The risk-trends interconnectedness map clearly shows climate change as one of the main risk trends connected not just to environmental but also societal risks such as water and food crises, but also large-scale involuntary migration.

Risk-trends interconnectedness map. WEF 2019.

Download the full report and visit the report reader by clicking here.


Cover photo by Joshua Rawson-Harris on Unsplash
Vital Glaswegian infrastructure at risk from climate change

Vital Glaswegian infrastructure at risk from climate change

A report by Climate Ready Clyde found that major roads, bridges, rail lines and hospitals in Glasgow are at risk of being damaged or disrupted by climate change impacts.

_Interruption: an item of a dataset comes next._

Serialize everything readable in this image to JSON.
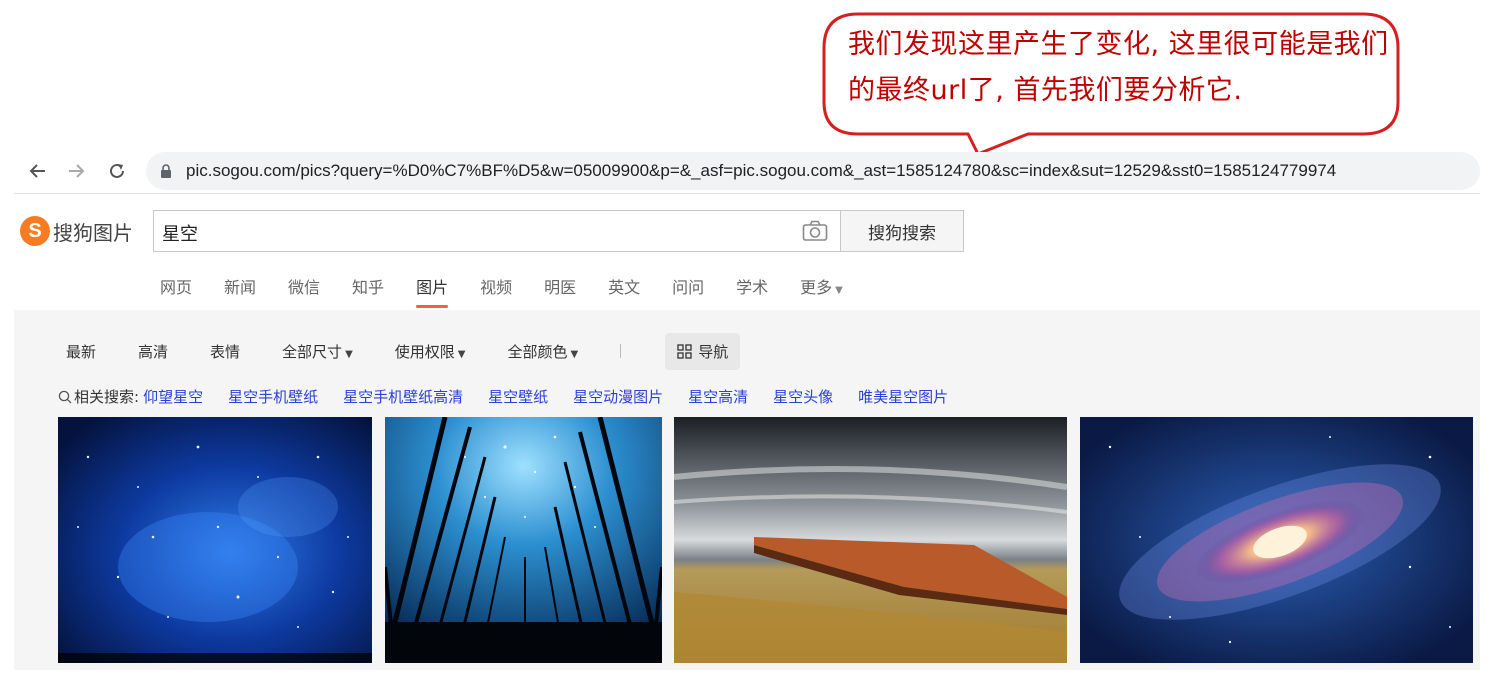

The in-depth climate risk assessment found that by 2050 Glasgow, whose metropolitan area is home to about 1.8 million people, will be impacted by increasingly powerful storms, more regular heatwaves and heavy flooding in the winter months.

The ramifications of such events could overwhelm hospitals in the area, damage or disrupt large parts of motorways, put the West Highland line at risk of closure due to coastal flooding, and also lead to increased instances of gale-wind forces which are especially dangerous for bridges.

The group, a coalition of six councils, transport agencies, universities and government agencies, sets out a five-year plan that will put forward recommendations for natural flood defences, more air conditioning and ventilation systems, greater tree cover and use of green roofs, and also wind barriers on bridges. Some council will also seek new powers in order to issue their own bonds and raise money from investors to cover the costs of adaptation and resilience building measures.

Speaking on the release, Climate Ready Clyde’s Chair, James Curran, said “It’s fantastic to be bringing stakeholders together to discuss how we ensure Glasgow City Region not just adapts, but prospers in the face of climate change. The U.N. climate change programme shows that, despite cutting our carbon emissions deeply and quickly, a certain amount of climate change is now unavoidable – and so we need to prepare. Our assessment shows where we need new activity and to focus our ambitions in a new Strategy and Action Plan.”

Read the key findings and next steps by clicking here.


Cover photo by Artur Kraft on Unsplash